Teacher Tom said...

@MJZ . . . What an interesting use of words: "an update"? Really? As misguided as they are, MAP tests are at least an attempt to create benchmarks in order to track progress. Common Core is a wholesale rewriting of curricula, drawn up by bean-counters and politicians, people with zero educational background. Seventy-percent of professional teachers are opposed to these standard that attempt to dictate both what and how teachers can, developed with minimal input from professional educators. Common Core is robbing teachers of their autonomy to teach the children in their classrooms as they know is best, mandating standardized testing that require employing extensive class time in teaching to the test, mandates using those tests to fire teachers, encourages competition among teachers and students in what ought to be a collaborative process, cuts traditional things like Shakespeare and Melville in favor of instruction manuals (this is literally true). As a teacher, the thing that sticks in my craw the most is that these "standards," created by non-professional dilettantes, seek to dictate to veteran teachers "how" to teach -- what incredible stupidity and hubris.

And all of this without the massive failure in how Common Core is being implemented at the expense of our children and their schools.

Common Core is not the same as MAP, it is much more anti-child and anti-education. It is not a update, but rather a take-over of schools by corporate interests.

This is not a bandwagon, it is a national disaster.

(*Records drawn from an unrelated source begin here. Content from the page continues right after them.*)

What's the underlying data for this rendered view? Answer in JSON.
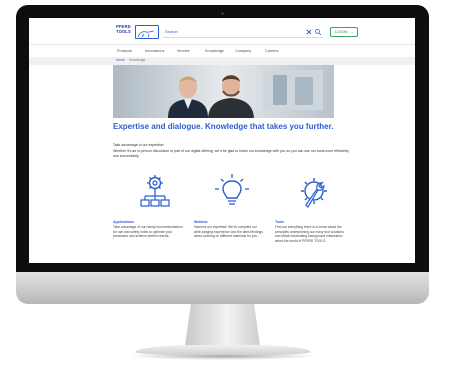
{
  "header": {
    "logo_text": "PFERD TOOLS",
    "search_placeholder": "Search",
    "login_label": "LOGIN",
    "login_arrow": "→"
  },
  "nav": {
    "items": [
      "Products",
      "Innovations",
      "Service",
      "Knowledge",
      "Company",
      "Careers"
    ]
  },
  "breadcrumb": [
    "Home",
    "Knowledge"
  ],
  "main": {
    "headline": "Expertise and dialogue. Knowledge that takes you further.",
    "intro_line1": "Take advantage of our expertise!",
    "intro_line2": "Whether it's an in-person discussion or part of our digital offering, we'd be glad to share our knowledge with you so you can use our tools more efficiently and successfully.",
    "features": [
      {
        "title": "Applications",
        "text": "Take advantage of our handy recommendations for use and safety notes to optimize your processes and achieve perfect results.",
        "icon": "gear-network-icon"
      },
      {
        "title": "Webinar",
        "text": "Harness our expertise! We've compiled our wide-ranging experience and the latest findings about working on different materials for you.",
        "icon": "lightbulb-icon"
      },
      {
        "title": "Tools",
        "text": "Find out everything there is to know about the principles underpinning our many tool solutions and obtain fascinating background information about the world of PFERD TOOLS.",
        "icon": "wrench-gear-icon"
      }
    ]
  },
  "colors": {
    "brand_blue": "#2b5fcf",
    "login_green": "#3aa65a",
    "monitor_bezel": "#0d0d0d"
  }
}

Teacher Tom said...

I will also point out MJZ that Common Core is NOT based upon any research or data concerning what we know about how children learn. They are based on corporate practices, guesswork, and the mythical "Jobs of the 21st Century."